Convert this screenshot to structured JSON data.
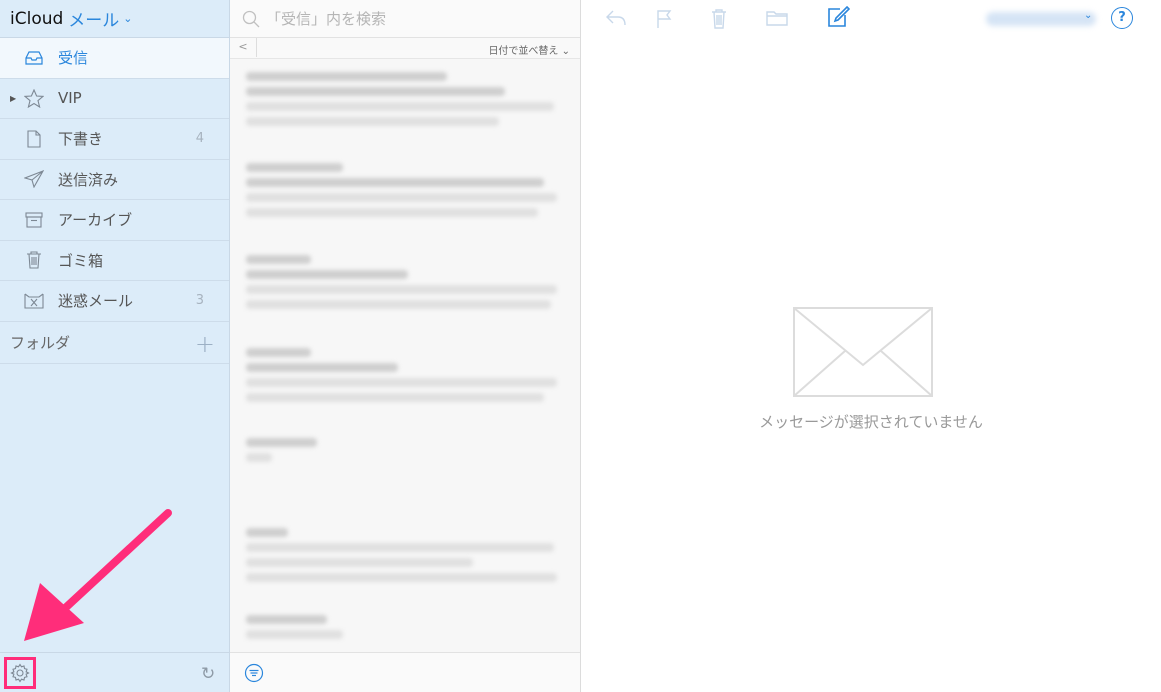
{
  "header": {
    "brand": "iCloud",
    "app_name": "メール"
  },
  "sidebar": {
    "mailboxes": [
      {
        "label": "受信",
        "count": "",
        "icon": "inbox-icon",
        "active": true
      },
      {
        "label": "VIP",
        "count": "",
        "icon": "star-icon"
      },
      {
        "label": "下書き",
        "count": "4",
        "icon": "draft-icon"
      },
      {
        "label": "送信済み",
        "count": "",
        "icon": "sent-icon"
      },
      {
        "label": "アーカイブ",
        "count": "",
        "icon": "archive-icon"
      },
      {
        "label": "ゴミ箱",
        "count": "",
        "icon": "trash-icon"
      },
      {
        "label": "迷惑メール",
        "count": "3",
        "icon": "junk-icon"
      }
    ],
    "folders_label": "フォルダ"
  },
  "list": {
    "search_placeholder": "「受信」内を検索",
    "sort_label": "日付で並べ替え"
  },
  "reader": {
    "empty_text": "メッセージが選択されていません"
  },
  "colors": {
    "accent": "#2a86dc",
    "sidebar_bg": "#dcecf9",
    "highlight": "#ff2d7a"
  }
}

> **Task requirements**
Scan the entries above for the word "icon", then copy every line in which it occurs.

> **Answer section**
        "icon": "inbox-icon",
        "icon": "star-icon"
        "icon": "draft-icon"
        "icon": "sent-icon"
        "icon": "archive-icon"
        "icon": "trash-icon"
        "icon": "junk-icon"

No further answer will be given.